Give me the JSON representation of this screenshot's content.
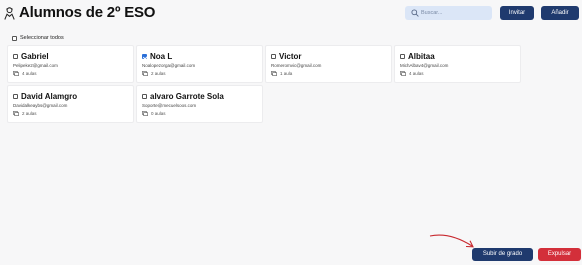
{
  "header": {
    "title": "Alumnos de 2º ESO",
    "icon": "student-icon"
  },
  "search": {
    "placeholder": "Buscar...",
    "value": "",
    "icon": "search-icon"
  },
  "actions": {
    "invite_label": "Invitar",
    "add_label": "Añadir"
  },
  "select_all": {
    "label": "Seleccionar todos",
    "checked": false
  },
  "students": [
    {
      "name": "Gabriel",
      "email": "Pelipeke2@gmail.com",
      "lessons": "4 aulas",
      "checked": false
    },
    {
      "name": "Noa L",
      "email": "Noalopezorga@gmail.com",
      "lessons": "2 aulas",
      "checked": true
    },
    {
      "name": "Victor",
      "email": "Romeromvic@gmail.com",
      "lessons": "1 aula",
      "checked": false
    },
    {
      "name": "Albitaa",
      "email": "MichAlbav4@gmail.com",
      "lessons": "4 aulas",
      "checked": false
    },
    {
      "name": "David Alamgro",
      "email": "Davidalkeaybs@gmail.com",
      "lessons": "2 aulas",
      "checked": false
    },
    {
      "name": "alvaro Garrote Sola",
      "email": "Soporte@mecuelsoos.com",
      "lessons": "0 aulas",
      "checked": false
    }
  ],
  "footer": {
    "promote_label": "Subir de grado",
    "expel_label": "Expulsar"
  },
  "colors": {
    "primary": "#1f3a6e",
    "danger": "#d32f3a",
    "search_bg": "#dbe6f7",
    "checkbox_checked": "#2a6fd8",
    "arrow": "#c8282e"
  }
}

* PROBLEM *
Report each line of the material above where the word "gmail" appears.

* SOLUTION TO THIS PROBLEM *
      "email": "Pelipeke2@gmail.com",
      "email": "Noalopezorga@gmail.com",
      "email": "Romeromvic@gmail.com",
      "email": "MichAlbav4@gmail.com",
      "email": "Davidalkeaybs@gmail.com",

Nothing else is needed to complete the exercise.